- Data excerpts -
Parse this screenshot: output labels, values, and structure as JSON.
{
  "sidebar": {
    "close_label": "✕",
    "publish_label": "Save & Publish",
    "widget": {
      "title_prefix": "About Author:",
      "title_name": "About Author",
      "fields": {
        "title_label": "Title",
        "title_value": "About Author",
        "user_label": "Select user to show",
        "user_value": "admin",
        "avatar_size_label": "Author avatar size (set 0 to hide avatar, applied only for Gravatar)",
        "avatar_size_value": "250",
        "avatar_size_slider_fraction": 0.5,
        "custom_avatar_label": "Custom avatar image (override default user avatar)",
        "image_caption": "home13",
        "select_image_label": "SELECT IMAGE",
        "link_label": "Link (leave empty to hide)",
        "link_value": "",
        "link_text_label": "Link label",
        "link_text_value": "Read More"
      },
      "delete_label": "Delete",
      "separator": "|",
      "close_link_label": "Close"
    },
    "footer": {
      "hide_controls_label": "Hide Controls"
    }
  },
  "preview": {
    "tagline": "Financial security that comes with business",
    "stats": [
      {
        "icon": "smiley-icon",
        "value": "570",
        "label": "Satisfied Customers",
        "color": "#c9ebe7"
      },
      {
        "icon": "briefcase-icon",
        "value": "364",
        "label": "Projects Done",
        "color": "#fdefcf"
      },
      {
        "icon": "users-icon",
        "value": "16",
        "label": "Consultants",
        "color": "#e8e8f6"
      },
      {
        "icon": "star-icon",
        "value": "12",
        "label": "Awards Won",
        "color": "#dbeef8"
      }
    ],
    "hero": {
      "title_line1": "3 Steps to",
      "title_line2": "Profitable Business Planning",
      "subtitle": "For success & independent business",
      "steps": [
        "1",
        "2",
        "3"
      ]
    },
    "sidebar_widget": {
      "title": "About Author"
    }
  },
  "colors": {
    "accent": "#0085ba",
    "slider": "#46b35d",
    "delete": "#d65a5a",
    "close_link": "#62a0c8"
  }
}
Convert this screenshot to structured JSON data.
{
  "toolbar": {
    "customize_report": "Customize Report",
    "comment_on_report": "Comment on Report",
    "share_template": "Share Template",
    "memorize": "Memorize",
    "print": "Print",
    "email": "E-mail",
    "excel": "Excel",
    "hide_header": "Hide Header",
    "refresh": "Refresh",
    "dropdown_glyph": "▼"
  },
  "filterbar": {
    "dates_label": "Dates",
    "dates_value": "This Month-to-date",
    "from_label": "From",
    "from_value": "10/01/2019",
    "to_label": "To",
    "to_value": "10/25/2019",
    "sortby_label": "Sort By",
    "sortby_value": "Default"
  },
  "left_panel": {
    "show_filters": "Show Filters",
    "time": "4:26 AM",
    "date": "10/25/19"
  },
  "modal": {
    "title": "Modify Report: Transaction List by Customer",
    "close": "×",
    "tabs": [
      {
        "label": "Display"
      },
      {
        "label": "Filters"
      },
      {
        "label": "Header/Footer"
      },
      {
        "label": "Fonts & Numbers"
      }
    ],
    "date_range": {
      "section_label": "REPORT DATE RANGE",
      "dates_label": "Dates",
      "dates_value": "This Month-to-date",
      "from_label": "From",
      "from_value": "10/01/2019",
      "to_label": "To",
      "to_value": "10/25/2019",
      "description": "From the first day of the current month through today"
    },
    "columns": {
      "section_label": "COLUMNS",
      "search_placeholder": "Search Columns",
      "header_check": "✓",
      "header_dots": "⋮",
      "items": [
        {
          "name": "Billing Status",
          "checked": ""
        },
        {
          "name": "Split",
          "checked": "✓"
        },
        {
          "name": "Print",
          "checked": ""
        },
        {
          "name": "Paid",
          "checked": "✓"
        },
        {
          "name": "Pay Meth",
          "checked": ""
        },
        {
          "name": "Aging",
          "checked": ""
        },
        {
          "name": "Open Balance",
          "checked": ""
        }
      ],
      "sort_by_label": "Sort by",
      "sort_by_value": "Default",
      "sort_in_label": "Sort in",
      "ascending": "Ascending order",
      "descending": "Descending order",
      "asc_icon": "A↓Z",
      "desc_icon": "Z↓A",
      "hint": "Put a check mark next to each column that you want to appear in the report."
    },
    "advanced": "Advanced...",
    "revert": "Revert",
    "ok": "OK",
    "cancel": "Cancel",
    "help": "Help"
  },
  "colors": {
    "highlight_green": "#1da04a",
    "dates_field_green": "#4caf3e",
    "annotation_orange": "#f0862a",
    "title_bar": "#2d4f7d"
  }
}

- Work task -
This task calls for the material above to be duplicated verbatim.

- Task response -
Parse this screenshot: output labels, values, and structure as JSON.
{
  "sidebar": {
    "close_label": "✕",
    "publish_label": "Save & Publish",
    "widget": {
      "title_prefix": "About Author:",
      "title_name": "About Author",
      "fields": {
        "title_label": "Title",
        "title_value": "About Author",
        "user_label": "Select user to show",
        "user_value": "admin",
        "avatar_size_label": "Author avatar size (set 0 to hide avatar, applied only for Gravatar)",
        "avatar_size_value": "250",
        "avatar_size_slider_fraction": 0.5,
        "custom_avatar_label": "Custom avatar image (override default user avatar)",
        "image_caption": "home13",
        "select_image_label": "SELECT IMAGE",
        "link_label": "Link (leave empty to hide)",
        "link_value": "",
        "link_text_label": "Link label",
        "link_text_value": "Read More"
      },
      "delete_label": "Delete",
      "separator": "|",
      "close_link_label": "Close"
    },
    "footer": {
      "hide_controls_label": "Hide Controls"
    }
  },
  "preview": {
    "tagline": "Financial security that comes with business",
    "stats": [
      {
        "icon": "smiley-icon",
        "value": "570",
        "label": "Satisfied Customers",
        "color": "#c9ebe7"
      },
      {
        "icon": "briefcase-icon",
        "value": "364",
        "label": "Projects Done",
        "color": "#fdefcf"
      },
      {
        "icon": "users-icon",
        "value": "16",
        "label": "Consultants",
        "color": "#e8e8f6"
      },
      {
        "icon": "star-icon",
        "value": "12",
        "label": "Awards Won",
        "color": "#dbeef8"
      }
    ],
    "hero": {
      "title_line1": "3 Steps to",
      "title_line2": "Profitable Business Planning",
      "subtitle": "For success & independent business",
      "steps": [
        "1",
        "2",
        "3"
      ]
    },
    "sidebar_widget": {
      "title": "About Author"
    }
  },
  "colors": {
    "accent": "#0085ba",
    "slider": "#46b35d",
    "delete": "#d65a5a",
    "close_link": "#62a0c8"
  }
}
Convert this screenshot to structured JSON data.
{
  "toolbar": {
    "customize_report": "Customize Report",
    "comment_on_report": "Comment on Report",
    "share_template": "Share Template",
    "memorize": "Memorize",
    "print": "Print",
    "email": "E-mail",
    "excel": "Excel",
    "hide_header": "Hide Header",
    "refresh": "Refresh",
    "dropdown_glyph": "▼"
  },
  "filterbar": {
    "dates_label": "Dates",
    "dates_value": "This Month-to-date",
    "from_label": "From",
    "from_value": "10/01/2019",
    "to_label": "To",
    "to_value": "10/25/2019",
    "sortby_label": "Sort By",
    "sortby_value": "Default"
  },
  "left_panel": {
    "show_filters": "Show Filters",
    "time": "4:26 AM",
    "date": "10/25/19"
  },
  "modal": {
    "title": "Modify Report: Transaction List by Customer",
    "close": "×",
    "tabs": [
      {
        "label": "Display"
      },
      {
        "label": "Filters"
      },
      {
        "label": "Header/Footer"
      },
      {
        "label": "Fonts & Numbers"
      }
    ],
    "date_range": {
      "section_label": "REPORT DATE RANGE",
      "dates_label": "Dates",
      "dates_value": "This Month-to-date",
      "from_label": "From",
      "from_value": "10/01/2019",
      "to_label": "To",
      "to_value": "10/25/2019",
      "description": "From the first day of the current month through today"
    },
    "columns": {
      "section_label": "COLUMNS",
      "search_placeholder": "Search Columns",
      "header_check": "✓",
      "header_dots": "⋮",
      "items": [
        {
          "name": "Billing Status",
          "checked": ""
        },
        {
          "name": "Split",
          "checked": "✓"
        },
        {
          "name": "Print",
          "checked": ""
        },
        {
          "name": "Paid",
          "checked": "✓"
        },
        {
          "name": "Pay Meth",
          "checked": ""
        },
        {
          "name": "Aging",
          "checked": ""
        },
        {
          "name": "Open Balance",
          "checked": ""
        }
      ],
      "sort_by_label": "Sort by",
      "sort_by_value": "Default",
      "sort_in_label": "Sort in",
      "ascending": "Ascending order",
      "descending": "Descending order",
      "asc_icon": "A↓Z",
      "desc_icon": "Z↓A",
      "hint": "Put a check mark next to each column that you want to appear in the report."
    },
    "advanced": "Advanced...",
    "revert": "Revert",
    "ok": "OK",
    "cancel": "Cancel",
    "help": "Help"
  },
  "colors": {
    "highlight_green": "#1da04a",
    "dates_field_green": "#4caf3e",
    "annotation_orange": "#f0862a",
    "title_bar": "#2d4f7d"
  }
}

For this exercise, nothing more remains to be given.